(Stored records)

--------------------

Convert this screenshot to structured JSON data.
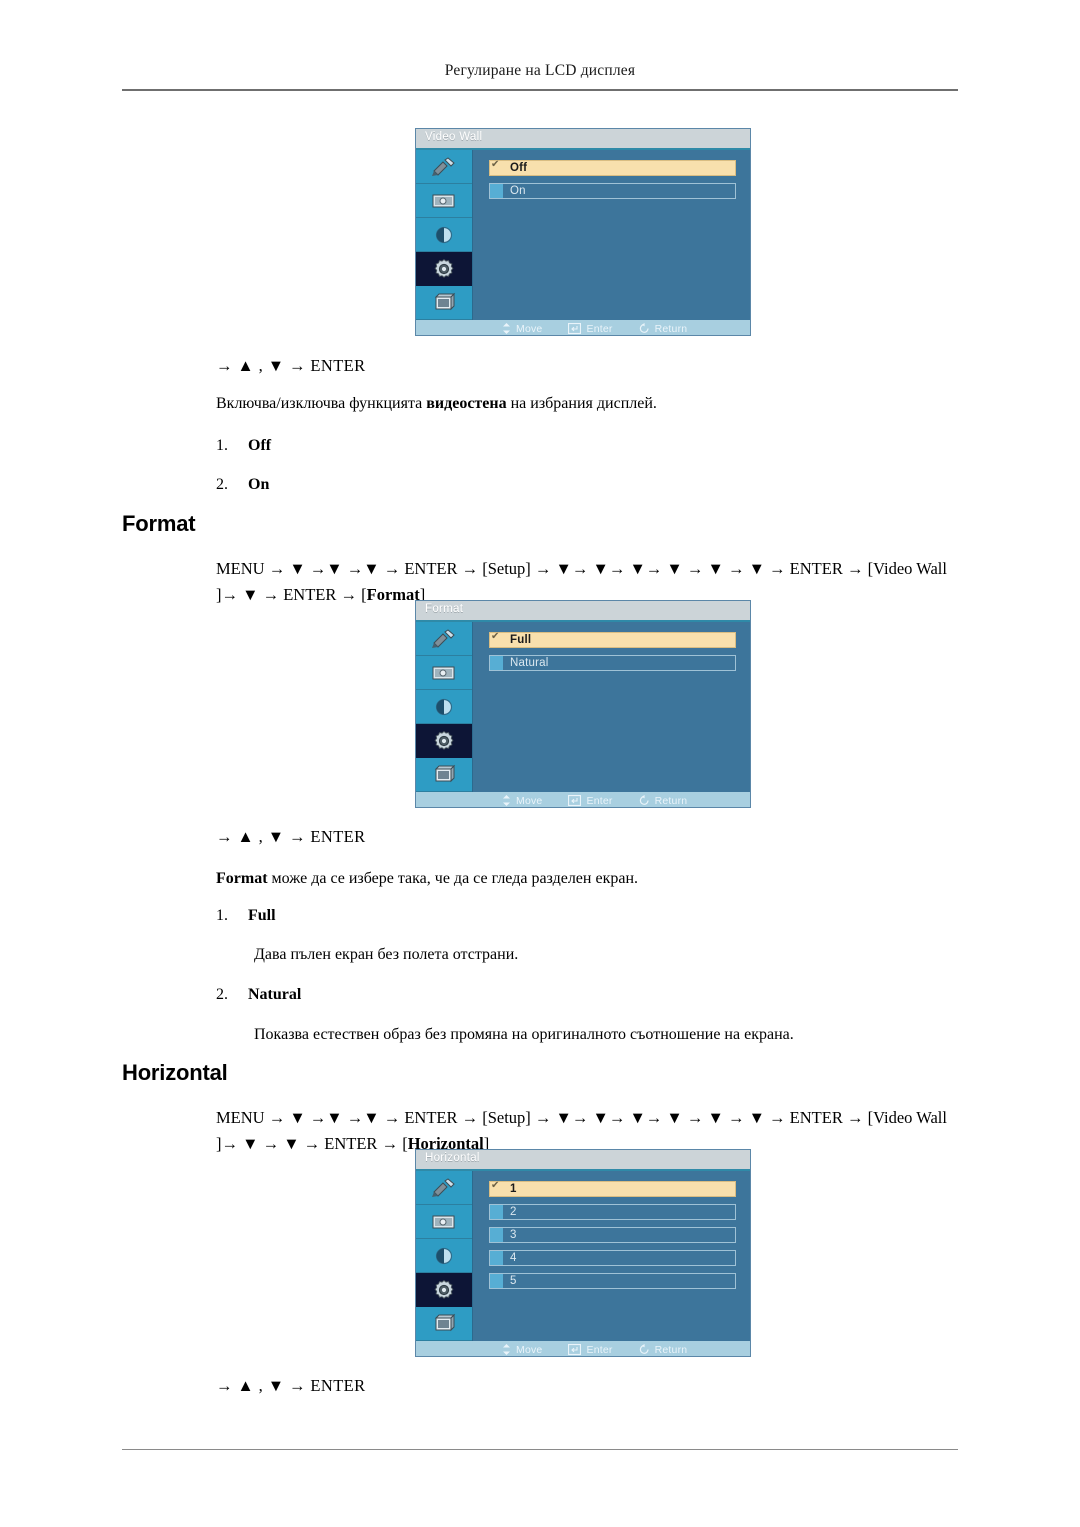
{
  "header": {
    "running_title": "Регулиране на LCD дисплея"
  },
  "osd_footer": {
    "move": "Move",
    "enter": "Enter",
    "return": "Return"
  },
  "sections": [
    {
      "id": "video-wall",
      "osd": {
        "title": "Video Wall",
        "rows": [
          {
            "label": "Off",
            "active": true
          },
          {
            "label": "On",
            "active": false
          }
        ]
      },
      "nav_line": "→ ▲ , ▼ → ENTER",
      "description_pre": "Включва/изключва функцията ",
      "description_bold": "видеостена",
      "description_post": " на избрания дисплей.",
      "options": [
        {
          "num": "1.",
          "label": "Off"
        },
        {
          "num": "2.",
          "label": "On"
        }
      ]
    },
    {
      "id": "format",
      "heading": "Format",
      "menu_path_line1": "MENU → ▼ →▼ →▼ → ENTER → [Setup] → ▼→ ▼→ ▼→ ▼ → ▼ → ▼ → ENTER → [Video",
      "menu_path_line2_a": "Wall ]→ ▼ → ENTER → [",
      "menu_path_line2_b": "Format",
      "menu_path_line2_c": "]",
      "osd": {
        "title": "Format",
        "rows": [
          {
            "label": "Full",
            "active": true
          },
          {
            "label": "Natural",
            "active": false
          }
        ]
      },
      "nav_line": "→ ▲ , ▼ → ENTER",
      "description_bold": "Format",
      "description_post": " може да се избере така, че да се гледа разделен екран.",
      "options": [
        {
          "num": "1.",
          "label": "Full",
          "desc": "Дава пълен екран без полета отстрани."
        },
        {
          "num": "2.",
          "label": "Natural",
          "desc": "Показва естествен образ без промяна на оригиналното съотношение на екрана."
        }
      ]
    },
    {
      "id": "horizontal",
      "heading": "Horizontal",
      "menu_path_line1": "MENU → ▼ →▼ →▼ → ENTER → [Setup] → ▼→ ▼→ ▼→ ▼ → ▼ → ▼ → ENTER → [Video",
      "menu_path_line2_a": "Wall ]→ ▼ → ▼ → ENTER → [",
      "menu_path_line2_b": "Horizontal",
      "menu_path_line2_c": "]",
      "osd": {
        "title": "Horizontal",
        "rows": [
          {
            "label": "1",
            "active": true
          },
          {
            "label": "2",
            "active": false
          },
          {
            "label": "3",
            "active": false
          },
          {
            "label": "4",
            "active": false
          },
          {
            "label": "5",
            "active": false
          }
        ]
      },
      "nav_line": "→ ▲ , ▼ → ENTER"
    }
  ],
  "colors": {
    "osd_body": "#3d759b",
    "osd_sidebar": "#2e9cc4",
    "osd_sidebar_selected": "#0d1536",
    "osd_title_bar": "#ccd4d8",
    "osd_footer_bar": "#a8cfe0",
    "row_active": "#f8e0ad",
    "chip": "#57aed4"
  }
}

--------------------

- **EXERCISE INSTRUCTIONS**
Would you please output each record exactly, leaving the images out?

- **TASK OUTPUT**
Convert this screenshot to structured JSON data.
{
  "header": {
    "running_title": "Регулиране на LCD дисплея"
  },
  "osd_footer": {
    "move": "Move",
    "enter": "Enter",
    "return": "Return"
  },
  "sections": [
    {
      "id": "video-wall",
      "osd": {
        "title": "Video Wall",
        "rows": [
          {
            "label": "Off",
            "active": true
          },
          {
            "label": "On",
            "active": false
          }
        ]
      },
      "nav_line": "→ ▲ , ▼ → ENTER",
      "description_pre": "Включва/изключва функцията ",
      "description_bold": "видеостена",
      "description_post": " на избрания дисплей.",
      "options": [
        {
          "num": "1.",
          "label": "Off"
        },
        {
          "num": "2.",
          "label": "On"
        }
      ]
    },
    {
      "id": "format",
      "heading": "Format",
      "menu_path_line1": "MENU → ▼ →▼ →▼ → ENTER → [Setup] → ▼→ ▼→ ▼→ ▼ → ▼ → ▼ → ENTER → [Video",
      "menu_path_line2_a": "Wall ]→ ▼ → ENTER → [",
      "menu_path_line2_b": "Format",
      "menu_path_line2_c": "]",
      "osd": {
        "title": "Format",
        "rows": [
          {
            "label": "Full",
            "active": true
          },
          {
            "label": "Natural",
            "active": false
          }
        ]
      },
      "nav_line": "→ ▲ , ▼ → ENTER",
      "description_bold": "Format",
      "description_post": " може да се избере така, че да се гледа разделен екран.",
      "options": [
        {
          "num": "1.",
          "label": "Full",
          "desc": "Дава пълен екран без полета отстрани."
        },
        {
          "num": "2.",
          "label": "Natural",
          "desc": "Показва естествен образ без промяна на оригиналното съотношение на екрана."
        }
      ]
    },
    {
      "id": "horizontal",
      "heading": "Horizontal",
      "menu_path_line1": "MENU → ▼ →▼ →▼ → ENTER → [Setup] → ▼→ ▼→ ▼→ ▼ → ▼ → ▼ → ENTER → [Video",
      "menu_path_line2_a": "Wall ]→ ▼ → ▼ → ENTER → [",
      "menu_path_line2_b": "Horizontal",
      "menu_path_line2_c": "]",
      "osd": {
        "title": "Horizontal",
        "rows": [
          {
            "label": "1",
            "active": true
          },
          {
            "label": "2",
            "active": false
          },
          {
            "label": "3",
            "active": false
          },
          {
            "label": "4",
            "active": false
          },
          {
            "label": "5",
            "active": false
          }
        ]
      },
      "nav_line": "→ ▲ , ▼ → ENTER"
    }
  ],
  "colors": {
    "osd_body": "#3d759b",
    "osd_sidebar": "#2e9cc4",
    "osd_sidebar_selected": "#0d1536",
    "osd_title_bar": "#ccd4d8",
    "osd_footer_bar": "#a8cfe0",
    "row_active": "#f8e0ad",
    "chip": "#57aed4"
  }
}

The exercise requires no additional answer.